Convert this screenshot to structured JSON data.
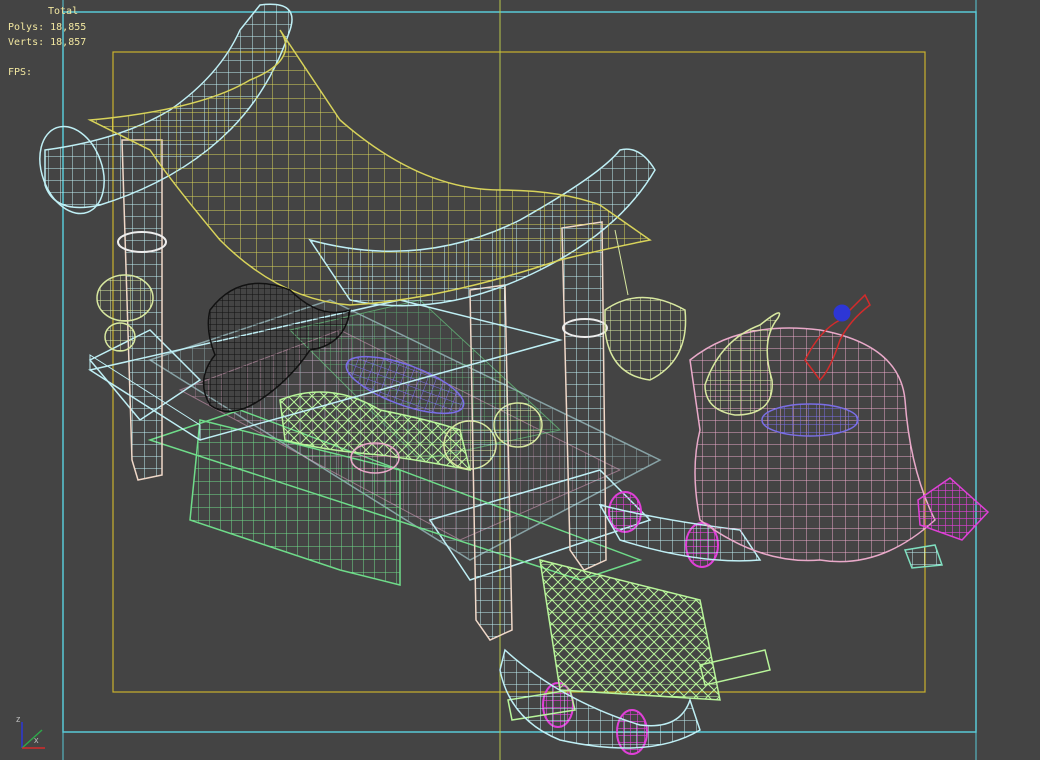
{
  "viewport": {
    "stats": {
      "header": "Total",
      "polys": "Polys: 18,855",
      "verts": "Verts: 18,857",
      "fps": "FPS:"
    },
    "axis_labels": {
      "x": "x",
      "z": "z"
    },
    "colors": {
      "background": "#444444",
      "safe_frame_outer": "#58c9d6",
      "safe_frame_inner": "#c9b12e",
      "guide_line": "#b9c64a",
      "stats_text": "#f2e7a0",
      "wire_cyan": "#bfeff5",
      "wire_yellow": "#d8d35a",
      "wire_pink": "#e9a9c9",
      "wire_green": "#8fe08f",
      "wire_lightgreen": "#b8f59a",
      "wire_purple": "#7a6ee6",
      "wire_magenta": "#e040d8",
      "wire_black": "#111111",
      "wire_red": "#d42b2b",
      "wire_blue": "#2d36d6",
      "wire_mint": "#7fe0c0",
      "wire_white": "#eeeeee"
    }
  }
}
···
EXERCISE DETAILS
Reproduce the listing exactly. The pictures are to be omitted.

EXERCISE RESPONSE
Convert this screenshot to structured JSON data.
{
  "viewport": {
    "stats": {
      "header": "Total",
      "polys": "Polys: 18,855",
      "verts": "Verts: 18,857",
      "fps": "FPS:"
    },
    "axis_labels": {
      "x": "x",
      "z": "z"
    },
    "colors": {
      "background": "#444444",
      "safe_frame_outer": "#58c9d6",
      "safe_frame_inner": "#c9b12e",
      "guide_line": "#b9c64a",
      "stats_text": "#f2e7a0",
      "wire_cyan": "#bfeff5",
      "wire_yellow": "#d8d35a",
      "wire_pink": "#e9a9c9",
      "wire_green": "#8fe08f",
      "wire_lightgreen": "#b8f59a",
      "wire_purple": "#7a6ee6",
      "wire_magenta": "#e040d8",
      "wire_black": "#111111",
      "wire_red": "#d42b2b",
      "wire_blue": "#2d36d6",
      "wire_mint": "#7fe0c0",
      "wire_white": "#eeeeee"
    }
  }
}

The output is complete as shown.